Beanpole ★★★★½

a slow-burn of a film, beanpole unspools all the fixings of quiet trauma. trauma that does not scream or thrash, but can be seen in croaking seizures and silent wishes for death. rather than the external devastations of war, balagov focuses on the internal sufferings of his characters, the irreparable emotional and psychological damage. the external wounds that they do have only serve to bolster their emotional pain. beanpole is plotted with stolid intention, a narrative of weariness and despair that feels suffocating.

lanky, snow-dusted iya was discharged from the frontlines of the war due to a strange form of post-concussion syndrome that causes her body sudden fits of paralysis in an uncanny sort of seizure; her voice is swallowed and her body is not her own anymore. compared to the towering, sheet-pale iya, the smaller masha seems to come from an entirely different reality. the hugeness of her personality and brightness of her burnt red hair splash across Iya’s sincere silences and gentle words. when masha arrives home from the front their codependency, undeniable intimacy, and emotional manipulation become the forefront of their attempts to recover.

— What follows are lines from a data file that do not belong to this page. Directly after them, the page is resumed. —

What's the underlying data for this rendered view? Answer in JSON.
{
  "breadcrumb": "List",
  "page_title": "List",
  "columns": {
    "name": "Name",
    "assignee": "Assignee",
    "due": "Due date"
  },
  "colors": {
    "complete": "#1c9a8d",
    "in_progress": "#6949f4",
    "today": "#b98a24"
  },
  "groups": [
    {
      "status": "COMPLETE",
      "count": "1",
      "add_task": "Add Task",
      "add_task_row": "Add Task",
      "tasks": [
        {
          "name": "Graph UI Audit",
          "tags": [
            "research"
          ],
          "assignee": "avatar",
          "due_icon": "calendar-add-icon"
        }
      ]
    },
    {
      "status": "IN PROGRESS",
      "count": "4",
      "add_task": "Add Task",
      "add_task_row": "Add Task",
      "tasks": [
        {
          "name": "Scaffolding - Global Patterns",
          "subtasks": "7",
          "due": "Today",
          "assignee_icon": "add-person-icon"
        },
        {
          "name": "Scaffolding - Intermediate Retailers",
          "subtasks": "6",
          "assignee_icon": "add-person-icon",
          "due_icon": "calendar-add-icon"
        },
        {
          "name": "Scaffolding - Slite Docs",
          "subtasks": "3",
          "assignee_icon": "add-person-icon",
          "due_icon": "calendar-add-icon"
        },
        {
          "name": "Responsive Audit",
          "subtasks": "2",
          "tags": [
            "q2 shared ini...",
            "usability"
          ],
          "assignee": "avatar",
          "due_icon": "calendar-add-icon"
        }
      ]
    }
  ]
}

our two central characters are both assigned colors: iya is green and masha is red. marked by the brightly knitted sweaters they wear, the fire of masha’s hair and the shades that surround them, their colors become an important facet of storytelling for balagov. at first, their colors are entirely separate; the chipped red paint of the apartment doors avoids the dripping, intoxicating greens painted on the apartment walls. one can trace the appearance of these colors and associate them with masha and iya’s attempt to find some sort of solid footing in the face of their sharp losses. as the narrative progresses and the intensity of their relationship spirals, their colors begin to merge and splatter across each other. iya’s sweaters are covered in flecks of red, masha puts on a green dress and violently spins until she can feel something.

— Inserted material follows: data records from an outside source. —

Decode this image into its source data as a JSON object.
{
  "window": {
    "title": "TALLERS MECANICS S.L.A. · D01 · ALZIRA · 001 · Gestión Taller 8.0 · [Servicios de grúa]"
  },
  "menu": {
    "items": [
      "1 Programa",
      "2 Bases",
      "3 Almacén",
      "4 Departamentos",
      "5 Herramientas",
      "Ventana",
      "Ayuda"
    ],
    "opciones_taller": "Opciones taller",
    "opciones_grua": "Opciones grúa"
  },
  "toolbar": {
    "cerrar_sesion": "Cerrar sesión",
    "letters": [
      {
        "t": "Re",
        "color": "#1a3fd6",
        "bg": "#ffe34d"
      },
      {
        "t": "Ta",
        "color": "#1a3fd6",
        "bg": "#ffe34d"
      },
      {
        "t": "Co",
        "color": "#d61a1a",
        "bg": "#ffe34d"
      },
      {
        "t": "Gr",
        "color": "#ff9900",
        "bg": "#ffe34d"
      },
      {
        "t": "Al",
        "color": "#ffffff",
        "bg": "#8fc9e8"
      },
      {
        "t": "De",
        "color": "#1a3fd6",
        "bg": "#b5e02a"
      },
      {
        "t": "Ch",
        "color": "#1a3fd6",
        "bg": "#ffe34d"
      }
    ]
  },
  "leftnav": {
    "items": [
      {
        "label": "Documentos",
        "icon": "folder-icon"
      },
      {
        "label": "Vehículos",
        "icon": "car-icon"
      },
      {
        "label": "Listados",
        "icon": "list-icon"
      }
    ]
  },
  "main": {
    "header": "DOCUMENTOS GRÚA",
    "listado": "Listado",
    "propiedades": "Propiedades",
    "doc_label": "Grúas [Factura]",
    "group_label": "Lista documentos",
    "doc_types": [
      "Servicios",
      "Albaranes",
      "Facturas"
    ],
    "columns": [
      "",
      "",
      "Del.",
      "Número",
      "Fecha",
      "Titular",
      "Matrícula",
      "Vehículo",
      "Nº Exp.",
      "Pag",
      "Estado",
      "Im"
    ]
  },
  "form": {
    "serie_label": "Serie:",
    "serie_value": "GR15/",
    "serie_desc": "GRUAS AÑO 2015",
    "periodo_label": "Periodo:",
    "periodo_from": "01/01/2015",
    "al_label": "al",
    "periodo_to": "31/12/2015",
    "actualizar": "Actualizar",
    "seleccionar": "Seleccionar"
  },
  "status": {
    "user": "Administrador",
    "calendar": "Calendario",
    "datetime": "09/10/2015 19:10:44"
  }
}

beanpole and all of its cold intensity is a gorgeous exploration of post-war trauma and the mangled process of mending psychological wounds. its masterful production design and beautiful visuals make it even more affecting. i really love this!

Block or Report